● INSTRUCTIONS FOR THE TASK
Your answer should be each line of the entries that contains the word "Aliyev", copied in full.

INFORMATION PROVIDED: Begin

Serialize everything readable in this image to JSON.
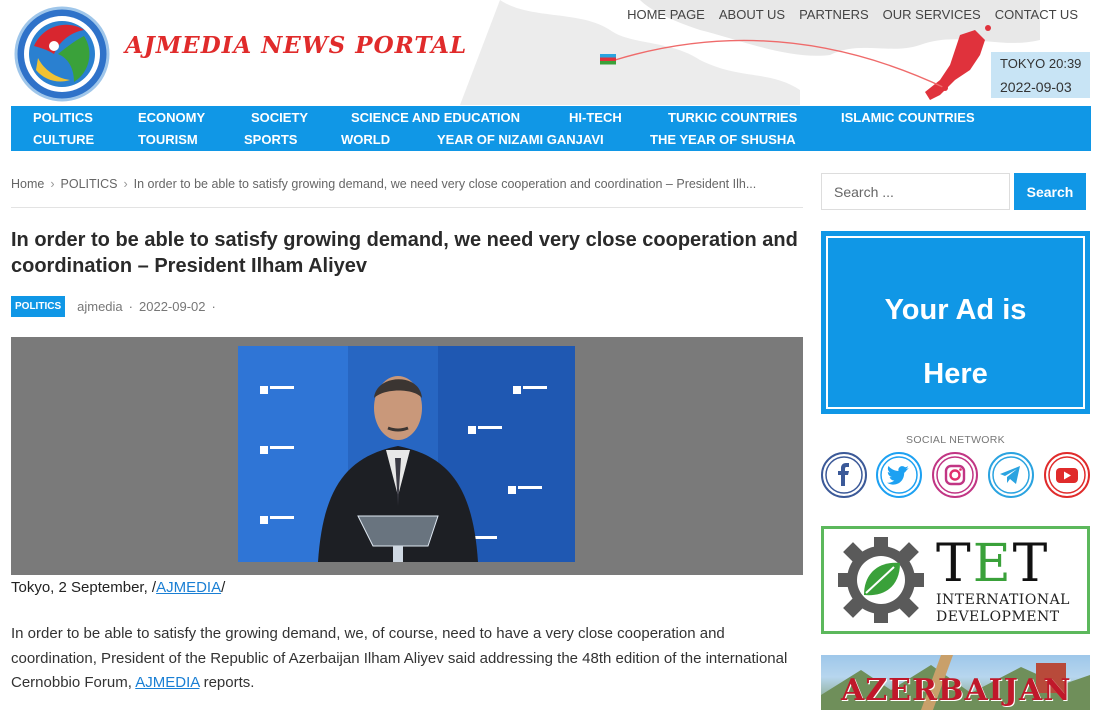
{
  "brand": {
    "title": "AJMEDIA NEWS PORTAL"
  },
  "topnav": [
    "HOME PAGE",
    "ABOUT US",
    "PARTNERS",
    "OUR SERVICES",
    "CONTACT US"
  ],
  "clock": {
    "city_time": "TOKYO 20:39",
    "date": "2022-09-03"
  },
  "mainnav": {
    "row1": [
      "POLITICS",
      "ECONOMY",
      "SOCIETY",
      "SCIENCE AND EDUCATION",
      "HI-TECH",
      "TURKIC COUNTRIES",
      "ISLAMIC COUNTRIES"
    ],
    "row2": [
      "CULTURE",
      "TOURISM",
      "SPORTS",
      "WORLD",
      "YEAR OF NIZAMI GANJAVI",
      "THE YEAR OF SHUSHA"
    ]
  },
  "breadcrumb": {
    "home": "Home",
    "category": "POLITICS",
    "current": "In order to be able to satisfy growing demand, we need very close cooperation and coordination – President Ilh..."
  },
  "article": {
    "title": "In order to be able to satisfy growing demand, we need very close cooperation and coordination – President Ilham Aliyev",
    "category": "POLITICS",
    "author": "ajmedia",
    "date": "2022-09-02",
    "dot": "·",
    "caption_prefix": "Tokyo, 2 September, /",
    "caption_link": "AJMEDIA",
    "caption_suffix": "/",
    "body_text": "In order to be able to satisfy the growing demand, we, of course, need to have a very close cooperation and coordination, President of the Republic of Azerbaijan Ilham Aliyev said addressing the 48th edition of the international Cernobbio Forum,",
    "body_link": "AJMEDIA",
    "body_suffix": " reports."
  },
  "sidebar": {
    "search_placeholder": "Search ...",
    "search_button": "Search",
    "ad_line1": "Your Ad is",
    "ad_line2": "Here",
    "social_title": "SOCIAL NETWORK",
    "tet_big": "TET",
    "tet_line1": "INTERNATIONAL",
    "tet_line2": "DEVELOPMENT",
    "banner_text": "AZERBAIJAN"
  },
  "photo_backdrop_text": "The European House Ambrosetti",
  "colors": {
    "accent": "#1097e6",
    "brand_red": "#e02b2b",
    "tet_green": "#5cb85c"
  }
}
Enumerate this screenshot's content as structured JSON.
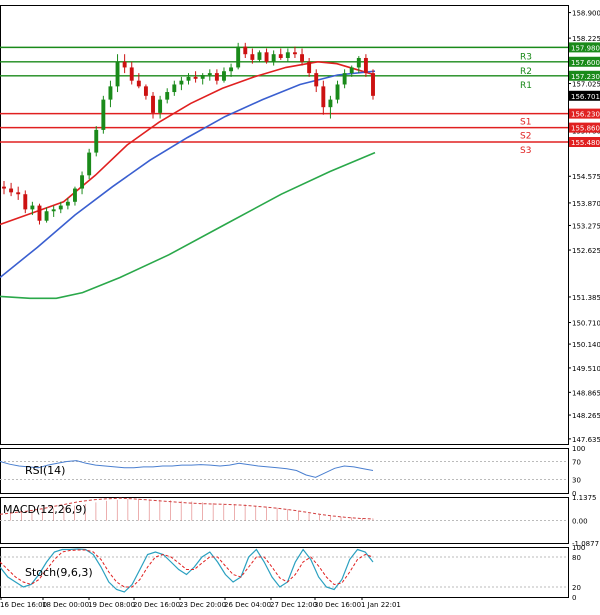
{
  "chart_data": {
    "type": "candlestick",
    "main": {
      "yticks": [
        "158.900",
        "158.225",
        "157.025",
        "155.780",
        "154.575",
        "153.870",
        "153.275",
        "152.625",
        "151.385",
        "150.710",
        "150.140",
        "149.510",
        "148.865",
        "148.265",
        "147.635"
      ],
      "price_labels": [
        {
          "text": "157.980",
          "value": 157.98,
          "color": "#1a8a1a"
        },
        {
          "text": "157.600",
          "value": 157.6,
          "color": "#1a8a1a"
        },
        {
          "text": "157.230",
          "value": 157.23,
          "color": "#1a8a1a"
        },
        {
          "text": "156.701",
          "value": 156.701,
          "color": "#000000"
        },
        {
          "text": "156.230",
          "value": 156.23,
          "color": "#e02020"
        },
        {
          "text": "155.860",
          "value": 155.86,
          "color": "#e02020"
        },
        {
          "text": "155.480",
          "value": 155.48,
          "color": "#e02020"
        }
      ],
      "levels": [
        {
          "label": "R3",
          "value": 157.98,
          "color": "#1a8a1a"
        },
        {
          "label": "R2",
          "value": 157.6,
          "color": "#1a8a1a"
        },
        {
          "label": "R1",
          "value": 157.23,
          "color": "#1a8a1a"
        },
        {
          "label": "S1",
          "value": 156.23,
          "color": "#e02020"
        },
        {
          "label": "S2",
          "value": 155.86,
          "color": "#e02020"
        },
        {
          "label": "S3",
          "value": 155.48,
          "color": "#e02020"
        }
      ],
      "candles": [
        [
          154.3,
          154.45,
          154.1,
          154.25
        ],
        [
          154.25,
          154.4,
          154.05,
          154.15
        ],
        [
          154.15,
          154.3,
          153.95,
          154.1
        ],
        [
          154.1,
          154.2,
          153.6,
          153.7
        ],
        [
          153.7,
          153.9,
          153.55,
          153.8
        ],
        [
          153.8,
          153.85,
          153.3,
          153.4
        ],
        [
          153.4,
          153.75,
          153.35,
          153.65
        ],
        [
          153.65,
          153.8,
          153.5,
          153.7
        ],
        [
          153.7,
          153.9,
          153.6,
          153.8
        ],
        [
          153.8,
          154.0,
          153.7,
          153.9
        ],
        [
          153.9,
          154.3,
          153.8,
          154.25
        ],
        [
          154.25,
          154.7,
          154.1,
          154.6
        ],
        [
          154.6,
          155.3,
          154.5,
          155.2
        ],
        [
          155.2,
          155.9,
          155.1,
          155.8
        ],
        [
          155.8,
          156.7,
          155.7,
          156.6
        ],
        [
          156.6,
          157.1,
          156.4,
          156.95
        ],
        [
          156.95,
          157.8,
          156.8,
          157.6
        ],
        [
          157.6,
          157.8,
          157.3,
          157.45
        ],
        [
          157.45,
          157.6,
          157.0,
          157.1
        ],
        [
          157.1,
          157.3,
          156.9,
          156.95
        ],
        [
          156.95,
          157.0,
          156.6,
          156.7
        ],
        [
          156.7,
          156.8,
          156.1,
          156.25
        ],
        [
          156.25,
          156.7,
          156.1,
          156.6
        ],
        [
          156.6,
          156.9,
          156.5,
          156.8
        ],
        [
          156.8,
          157.1,
          156.7,
          157.0
        ],
        [
          157.0,
          157.2,
          156.85,
          157.1
        ],
        [
          157.1,
          157.3,
          157.0,
          157.2
        ],
        [
          157.2,
          157.35,
          157.05,
          157.15
        ],
        [
          157.15,
          157.3,
          157.0,
          157.25
        ],
        [
          157.25,
          157.4,
          157.1,
          157.3
        ],
        [
          157.3,
          157.4,
          157.0,
          157.1
        ],
        [
          157.1,
          157.45,
          157.05,
          157.35
        ],
        [
          157.35,
          157.55,
          157.2,
          157.45
        ],
        [
          157.45,
          158.1,
          157.4,
          158.0
        ],
        [
          158.0,
          158.1,
          157.7,
          157.8
        ],
        [
          157.8,
          157.95,
          157.55,
          157.65
        ],
        [
          157.65,
          157.9,
          157.6,
          157.85
        ],
        [
          157.85,
          157.95,
          157.55,
          157.6
        ],
        [
          157.6,
          157.9,
          157.5,
          157.8
        ],
        [
          157.8,
          157.95,
          157.65,
          157.7
        ],
        [
          157.7,
          157.95,
          157.6,
          157.85
        ],
        [
          157.85,
          158.0,
          157.7,
          157.8
        ],
        [
          157.8,
          157.95,
          157.5,
          157.6
        ],
        [
          157.6,
          157.7,
          157.2,
          157.3
        ],
        [
          157.3,
          157.4,
          156.8,
          156.95
        ],
        [
          156.95,
          157.1,
          156.2,
          156.4
        ],
        [
          156.4,
          156.7,
          156.1,
          156.6
        ],
        [
          156.6,
          157.1,
          156.5,
          157.0
        ],
        [
          157.0,
          157.4,
          156.9,
          157.3
        ],
        [
          157.3,
          157.5,
          157.2,
          157.45
        ],
        [
          157.45,
          157.75,
          157.3,
          157.7
        ],
        [
          157.7,
          157.8,
          157.2,
          157.3
        ],
        [
          157.3,
          157.4,
          156.6,
          156.7
        ]
      ],
      "ma_red": [
        [
          0,
          153.3
        ],
        [
          5,
          153.6
        ],
        [
          10,
          153.9
        ],
        [
          15,
          154.6
        ],
        [
          20,
          155.4
        ],
        [
          25,
          156.0
        ],
        [
          30,
          156.5
        ],
        [
          35,
          156.9
        ],
        [
          40,
          157.2
        ],
        [
          45,
          157.45
        ],
        [
          50,
          157.6
        ],
        [
          53,
          157.55
        ],
        [
          56,
          157.4
        ],
        [
          59,
          157.25
        ]
      ],
      "ma_blue": [
        [
          0,
          151.9
        ],
        [
          10,
          152.7
        ],
        [
          20,
          153.55
        ],
        [
          30,
          154.3
        ],
        [
          40,
          155.0
        ],
        [
          50,
          155.6
        ],
        [
          60,
          156.15
        ],
        [
          70,
          156.6
        ],
        [
          80,
          157.0
        ],
        [
          90,
          157.25
        ],
        [
          100,
          157.35
        ]
      ],
      "ma_green": [
        [
          0,
          151.4
        ],
        [
          8,
          151.35
        ],
        [
          15,
          151.35
        ],
        [
          22,
          151.5
        ],
        [
          32,
          151.9
        ],
        [
          45,
          152.5
        ],
        [
          60,
          153.3
        ],
        [
          75,
          154.1
        ],
        [
          88,
          154.7
        ],
        [
          100,
          155.2
        ]
      ]
    },
    "rsi": {
      "label": "RSI(14)",
      "yticks": [
        "100",
        "70",
        "30",
        "0"
      ],
      "values": [
        70,
        64,
        60,
        58,
        56,
        62,
        66,
        70,
        72,
        66,
        62,
        60,
        58,
        56,
        56,
        58,
        58,
        60,
        60,
        62,
        62,
        63,
        62,
        60,
        62,
        66,
        63,
        60,
        58,
        56,
        54,
        50,
        40,
        35,
        45,
        55,
        60,
        58,
        54,
        50
      ]
    },
    "macd": {
      "label": "MACD(12,26,9)",
      "yticks": [
        "1.1375",
        "0.00",
        "-1.0877"
      ],
      "histogram": [
        0.35,
        0.4,
        0.45,
        0.5,
        0.55,
        0.6,
        0.65,
        0.72,
        0.8,
        0.88,
        0.95,
        1.0,
        1.05,
        1.05,
        1.02,
        1.0,
        0.98,
        0.95,
        0.92,
        0.88,
        0.85,
        0.82,
        0.8,
        0.78,
        0.72,
        0.68,
        0.62,
        0.55,
        0.45,
        0.35,
        0.28,
        0.22,
        0.18,
        0.15,
        0.12,
        0.1
      ],
      "signal": [
        0.3,
        0.38,
        0.45,
        0.55,
        0.68,
        0.8,
        0.92,
        1.0,
        1.05,
        1.08,
        1.05,
        1.0,
        0.95,
        0.9,
        0.85,
        0.82,
        0.8,
        0.78,
        0.75,
        0.7,
        0.65,
        0.58,
        0.5,
        0.4,
        0.3,
        0.22,
        0.15,
        0.1,
        0.08
      ]
    },
    "stoch": {
      "label": "Stoch(9,6,3)",
      "yticks": [
        "100",
        "80",
        "20",
        "0"
      ],
      "main": [
        60,
        40,
        30,
        20,
        25,
        45,
        70,
        90,
        95,
        95,
        96,
        95,
        85,
        60,
        30,
        15,
        10,
        25,
        55,
        85,
        90,
        85,
        70,
        55,
        45,
        60,
        80,
        90,
        70,
        45,
        30,
        40,
        80,
        95,
        70,
        40,
        20,
        30,
        70,
        95,
        75,
        40,
        20,
        15,
        35,
        75,
        95,
        90,
        70
      ],
      "signal": [
        70,
        55,
        40,
        30,
        25,
        35,
        55,
        75,
        90,
        93,
        94,
        94,
        90,
        75,
        50,
        30,
        20,
        20,
        35,
        60,
        80,
        85,
        80,
        68,
        55,
        55,
        68,
        80,
        80,
        62,
        45,
        40,
        60,
        80,
        80,
        60,
        38,
        30,
        45,
        70,
        80,
        62,
        40,
        25,
        28,
        50,
        75,
        85,
        80
      ]
    },
    "x_labels": [
      "16 Dec 16:00",
      "18 Dec 00:00",
      "19 Dec 08:00",
      "20 Dec 16:00",
      "23 Dec 20:00",
      "26 Dec 04:00",
      "27 Dec 12:00",
      "30 Dec 16:00",
      "1 Jan 22:01"
    ],
    "colors": {
      "bull": "#1a8a1a",
      "bear": "#cc1111",
      "ma_red": "#e02020",
      "ma_blue": "#3a5fd0",
      "ma_green": "#2aa84a",
      "rsi": "#4a7fd0",
      "macd_hist": "#d24040",
      "macd_signal": "#d24040",
      "stoch_main": "#2aa0c0",
      "stoch_signal": "#e02020"
    }
  }
}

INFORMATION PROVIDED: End

● ANSWER SPACE
    "title": "In order to be able to satisfy growing demand, we need very close cooperation and coordination – President Ilham Aliyev",
    "body_text": "In order to be able to satisfy the growing demand, we, of course, need to have a very close cooperation and coordination, President of the Republic of Azerbaijan Ilham Aliyev said addressing the 48th edition of the international Cernobbio Forum,",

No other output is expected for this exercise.